About this task
Identify each line below containing the string "data" and copy it.

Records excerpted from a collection

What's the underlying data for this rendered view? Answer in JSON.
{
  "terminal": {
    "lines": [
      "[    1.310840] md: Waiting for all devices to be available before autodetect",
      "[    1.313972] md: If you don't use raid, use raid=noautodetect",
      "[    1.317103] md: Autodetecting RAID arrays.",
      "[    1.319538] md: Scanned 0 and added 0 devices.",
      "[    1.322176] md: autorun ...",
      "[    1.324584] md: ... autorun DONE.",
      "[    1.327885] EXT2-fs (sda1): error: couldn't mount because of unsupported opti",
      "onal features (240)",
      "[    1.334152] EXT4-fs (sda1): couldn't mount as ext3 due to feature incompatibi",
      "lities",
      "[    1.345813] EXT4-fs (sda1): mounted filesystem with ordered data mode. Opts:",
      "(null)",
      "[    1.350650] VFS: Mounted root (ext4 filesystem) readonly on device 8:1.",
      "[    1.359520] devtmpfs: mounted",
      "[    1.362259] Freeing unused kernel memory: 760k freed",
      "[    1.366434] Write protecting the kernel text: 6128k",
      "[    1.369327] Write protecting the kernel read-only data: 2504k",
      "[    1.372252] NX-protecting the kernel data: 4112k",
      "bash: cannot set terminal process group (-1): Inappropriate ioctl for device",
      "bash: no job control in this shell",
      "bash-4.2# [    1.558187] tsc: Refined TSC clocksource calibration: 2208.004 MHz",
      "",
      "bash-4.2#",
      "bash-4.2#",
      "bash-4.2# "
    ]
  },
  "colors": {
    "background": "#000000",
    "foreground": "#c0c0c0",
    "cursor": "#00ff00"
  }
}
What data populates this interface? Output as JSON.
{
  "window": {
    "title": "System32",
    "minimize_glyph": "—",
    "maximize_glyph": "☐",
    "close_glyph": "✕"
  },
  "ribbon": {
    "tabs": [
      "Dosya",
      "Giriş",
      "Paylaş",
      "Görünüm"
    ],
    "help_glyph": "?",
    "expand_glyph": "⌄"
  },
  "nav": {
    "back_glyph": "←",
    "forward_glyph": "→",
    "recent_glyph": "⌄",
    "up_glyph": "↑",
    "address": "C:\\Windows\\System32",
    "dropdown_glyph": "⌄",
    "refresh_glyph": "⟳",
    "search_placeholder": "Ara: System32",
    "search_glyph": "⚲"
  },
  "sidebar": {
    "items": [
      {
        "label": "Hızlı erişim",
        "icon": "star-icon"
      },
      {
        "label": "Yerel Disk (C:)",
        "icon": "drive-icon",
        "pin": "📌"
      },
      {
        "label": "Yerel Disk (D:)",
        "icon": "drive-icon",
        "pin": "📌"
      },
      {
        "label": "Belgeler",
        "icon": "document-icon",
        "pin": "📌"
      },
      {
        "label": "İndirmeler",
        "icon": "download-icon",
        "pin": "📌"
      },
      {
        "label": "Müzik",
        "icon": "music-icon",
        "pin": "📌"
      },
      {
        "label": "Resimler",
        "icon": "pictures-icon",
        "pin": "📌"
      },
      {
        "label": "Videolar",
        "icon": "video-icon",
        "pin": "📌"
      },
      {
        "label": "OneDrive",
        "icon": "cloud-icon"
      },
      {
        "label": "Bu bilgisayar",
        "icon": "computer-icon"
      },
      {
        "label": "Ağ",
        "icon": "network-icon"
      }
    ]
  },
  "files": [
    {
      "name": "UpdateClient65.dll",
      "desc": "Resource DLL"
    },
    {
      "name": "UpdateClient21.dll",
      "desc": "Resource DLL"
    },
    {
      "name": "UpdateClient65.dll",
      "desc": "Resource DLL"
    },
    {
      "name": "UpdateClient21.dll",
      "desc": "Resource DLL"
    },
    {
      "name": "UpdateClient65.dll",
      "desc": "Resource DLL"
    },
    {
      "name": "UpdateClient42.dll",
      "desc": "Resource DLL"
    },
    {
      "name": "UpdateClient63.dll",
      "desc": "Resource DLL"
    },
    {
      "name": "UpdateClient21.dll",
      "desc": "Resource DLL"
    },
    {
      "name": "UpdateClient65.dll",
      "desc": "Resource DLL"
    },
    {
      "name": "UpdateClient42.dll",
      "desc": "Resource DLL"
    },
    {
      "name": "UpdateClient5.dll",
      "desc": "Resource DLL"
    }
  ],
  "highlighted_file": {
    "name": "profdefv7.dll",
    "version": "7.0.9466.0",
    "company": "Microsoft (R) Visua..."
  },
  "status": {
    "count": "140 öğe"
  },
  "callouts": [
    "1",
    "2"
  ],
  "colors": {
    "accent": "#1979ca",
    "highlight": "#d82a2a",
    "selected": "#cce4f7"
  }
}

Result for this task
What's the underlying data for this rendered view? Answer in JSON.
      "[    1.345813] EXT4-fs (sda1): mounted filesystem with ordered data mode. Opts:",
      "[    1.369327] Write protecting the kernel read-only data: 2504k",
      "[    1.372252] NX-protecting the kernel data: 4112k",
What data populates this interface? Output as JSON.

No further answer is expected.